A Russian singer scheduled to play the lead in Richard Wagner's "The Flying Dutchman" at the annual Bayreuth festival has pulled out of the event following news he had Nazi-related symbols tattooed on his body.

Bass-baritone Yevgeny Nikitin, 38, from St. Petersburg's prestigious Mariinsky Theater, was scheduled to make his debut this week at the famed festival.

A German television program on Friday showed old footage of a bare-chested Nikitin playing drums, and a partly covered swastika tattoo was visible. Bayreuth festival organizers said Nikitin made his decision to withdraw on Saturday after being questioned by a German newspaper about the significance of his tattoos.

"I was not aware of the extent of the irritation and offense these signs and symbols would cause, particularly in Bayreuth given the context of the festival's history," Nikitin said.

'Major mistake'

The singer explained that he felt getting the tattoos, which he did in his youth, had been a "major mistake" and that he hadn't foreseen the "extent of the confusion and hurt" they could cause.

Festival organizers issued a statement saying they backed the decision. "[Nikitin's] decision to pull out of the role is fully in line with our policy of completely rejecting Nazi ideology in any shape or form," it said.

On Sunday, they announced that South Korea's Samuel Youn, who has been a regular in Bayreuth since 2004 and served as an understudy to Nikitin, has been chosen as his replacement.

The curtain is set to rise on the "The Flying Dutchman" on Wednesday.

The Bayreuth Festival is the world's oldest summer music festival. It was founded by Wagner, himself an anti-Semite.

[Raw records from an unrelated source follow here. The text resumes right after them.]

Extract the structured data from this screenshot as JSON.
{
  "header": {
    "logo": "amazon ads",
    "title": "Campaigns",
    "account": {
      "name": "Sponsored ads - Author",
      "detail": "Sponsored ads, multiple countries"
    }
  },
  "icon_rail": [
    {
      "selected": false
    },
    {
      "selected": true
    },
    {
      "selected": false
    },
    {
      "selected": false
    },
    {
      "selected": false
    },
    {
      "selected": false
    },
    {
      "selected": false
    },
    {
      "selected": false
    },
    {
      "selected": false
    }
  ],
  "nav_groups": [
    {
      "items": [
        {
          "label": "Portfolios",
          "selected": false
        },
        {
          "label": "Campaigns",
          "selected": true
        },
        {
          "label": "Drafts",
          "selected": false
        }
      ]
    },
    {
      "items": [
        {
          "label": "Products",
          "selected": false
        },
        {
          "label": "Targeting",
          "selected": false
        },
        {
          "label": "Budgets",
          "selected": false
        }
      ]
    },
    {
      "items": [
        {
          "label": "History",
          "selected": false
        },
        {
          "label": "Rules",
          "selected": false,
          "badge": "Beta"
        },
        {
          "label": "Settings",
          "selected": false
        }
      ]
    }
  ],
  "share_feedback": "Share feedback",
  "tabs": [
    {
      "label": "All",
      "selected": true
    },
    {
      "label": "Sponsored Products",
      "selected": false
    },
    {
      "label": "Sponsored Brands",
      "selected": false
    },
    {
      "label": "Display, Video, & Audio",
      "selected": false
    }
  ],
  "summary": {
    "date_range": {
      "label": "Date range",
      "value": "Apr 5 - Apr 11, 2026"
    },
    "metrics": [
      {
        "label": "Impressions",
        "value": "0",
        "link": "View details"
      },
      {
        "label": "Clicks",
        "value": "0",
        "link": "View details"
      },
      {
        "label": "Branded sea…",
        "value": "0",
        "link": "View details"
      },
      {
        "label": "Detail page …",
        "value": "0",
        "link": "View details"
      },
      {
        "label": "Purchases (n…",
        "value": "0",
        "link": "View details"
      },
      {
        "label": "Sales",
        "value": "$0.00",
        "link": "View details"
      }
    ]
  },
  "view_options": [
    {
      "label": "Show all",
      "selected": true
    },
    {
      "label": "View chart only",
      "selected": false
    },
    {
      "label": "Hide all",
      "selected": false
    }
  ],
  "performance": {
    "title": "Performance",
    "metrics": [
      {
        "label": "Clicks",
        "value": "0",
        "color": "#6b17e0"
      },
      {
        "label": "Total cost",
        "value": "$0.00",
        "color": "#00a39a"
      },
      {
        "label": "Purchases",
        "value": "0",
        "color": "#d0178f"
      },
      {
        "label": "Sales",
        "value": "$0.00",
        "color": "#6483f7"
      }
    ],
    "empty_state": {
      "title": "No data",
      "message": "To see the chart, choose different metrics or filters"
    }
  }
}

Wagner was Adolf Hitler's favorite composer.

"The Flying Dutchman," Wagner's first mature opera, is the only new production at this year's festival, which runs from July 25 to August 28. The opera tells the story of a ship captain doomed to sail the seas for all time.

tm, ng/rc (AP, AFP, dpa)